Editing Film With an 8mm Film Splicer
An 8mm film splicer lets you manually join two pieces of footage to create one long, continuous piece of footage. In Europe, filmmakers refer to this device as a film joiner. Filmmakers use it when the raw footage has not been digitized for editing on a computer.Why would you splice 8mm film?
Use a film splicer to cut or transition from scene to scene when filmmaking. You shoot most movies scene by scene out of linear sequence and often record more than one take, or version, of each. This lets the crew film all scenes taking place on a single set or location at one time. After filming ceases, the film gets developed. An editor must view it in raw form, usually with the director, to choose which takes to use. The editor then uses the splicer to cut the film pieces apart and rejoin the chosen scenes in linear order.What kinds of 8mm film splicers are there?
There are a few options available when it comes to film splicers:
- Cement splicer: This type uses cement formed from a film base with a dissolved solvent. The cement removes the photographic emulsion from the frame to which you apply it. It joins the other piece of stock when spliced to it. You can use these with acetate, triacetate, and nitrate stocks.
- Adhesive tape: Edits are made by joining two pieces of stock with thin, transparent adhesive tape. You may use preperforated tape or a solid tape with a guillotine splicer that makes the perforations for you. Film theaters use this type of splicer.
- Ultrasonic signal unit: This melts film pieces together. Commonly used to join polyester stock and microfilm, it splices the cuts together with heat from ultrasonic waves that melds the two ends of celluloid together.

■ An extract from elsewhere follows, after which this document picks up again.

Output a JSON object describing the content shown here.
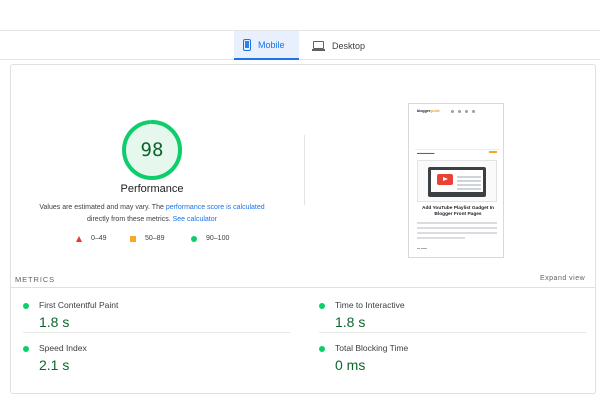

- Thermal paper units: This makes it possible to join large rolls before processing and developing them. This model uses a plastic-coated tab to join the pieces. Heating the tab melts it enough for it to bond to both pieces, joining them. Barcodes on the tabs differentiate the rolls from one another.
After you completely edit the movie together, you should clean it before viewing it using a projector. If you want to view it often, have the 8mm movie transferred to DVD. Repeated viewing of film stock creates wear and tear on the film and its joins and splices. The processor will return both your original print and the DVD copy to you. Store the original print on a reel in an appropriate container and enjoy watching your DVD copy.